6 Max-Planck Institute for Astronomy, Königstuhl 17, 69117 Heidelberg, Germany
7 Universitäts-Sternwarte München, Ludwig-Maximilians-Universität, Scheinerstr. 1, 81679 München, Germany
Received: 15 December 2012
Accepted: 20 June 2013
Context. Giant planets form in protoplanetary disks while these disks are still gas-rich, and can reveal their presence through the annular gaps they carve out. HD 100546 is a gas-rich disk with a wide gap between a radius of ~1 and 13 AU, possibly cleared out by a planetary companion or planetary system.
Aims. We aim to identify the nature of the unseen companion near the far end of the disk gap.
Methods. We used mid-infrared interferometry at multiple baselines to constrain the curvature of the disk wall at the far end of the gap. We used 2D hydrodynamical simulations of embedded planets and brown dwarfs to estimate the viscosity of the disk and the mass of a companion close to the disk wall.
Results. We find that the disk wall at the far end of the gap is not vertical, but rounded-off by a gradient in the surface density. This gradient can be reproduced in hydrodynamical simulations with a single, heavy companion (≳30...80 MJup) while the disk has a viscosity of at least α ≳ 5 × 10-3. Taking into account the changes in the temperature structure after gap opening reduces the lower limit on the planet mass and disk viscosity to 20 MJup and α = 2 × 10-3.
Conclusions. The object in the disk gap of HD 100546 that shapes the disk wall is most likely a 60+20-40 MJup brown dwarf, while the disk viscosity is estimated to be at least α = 2 × 10-3. The disk viscosity is an important factor in estimating planetary masses from disk morphologies: more viscous disks need heavier planets to open an equally deep gap.
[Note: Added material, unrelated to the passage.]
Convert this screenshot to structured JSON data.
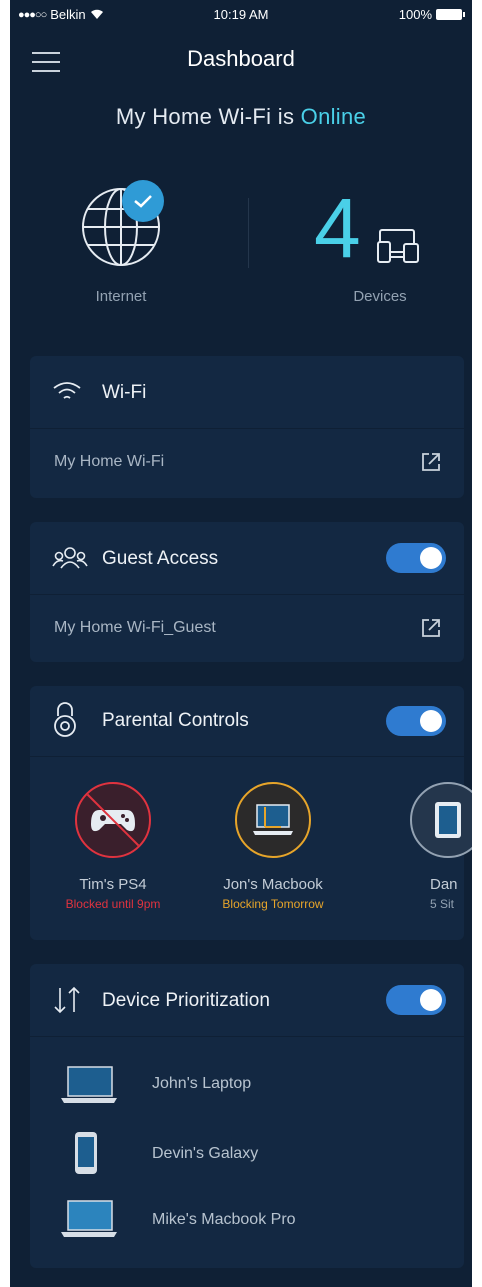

Key words: radiative transfer / hydrodynamics / planet-disk interactions / stars: individual: HD 100546 / protoplanetary disks / turbulence
© ESO, 2013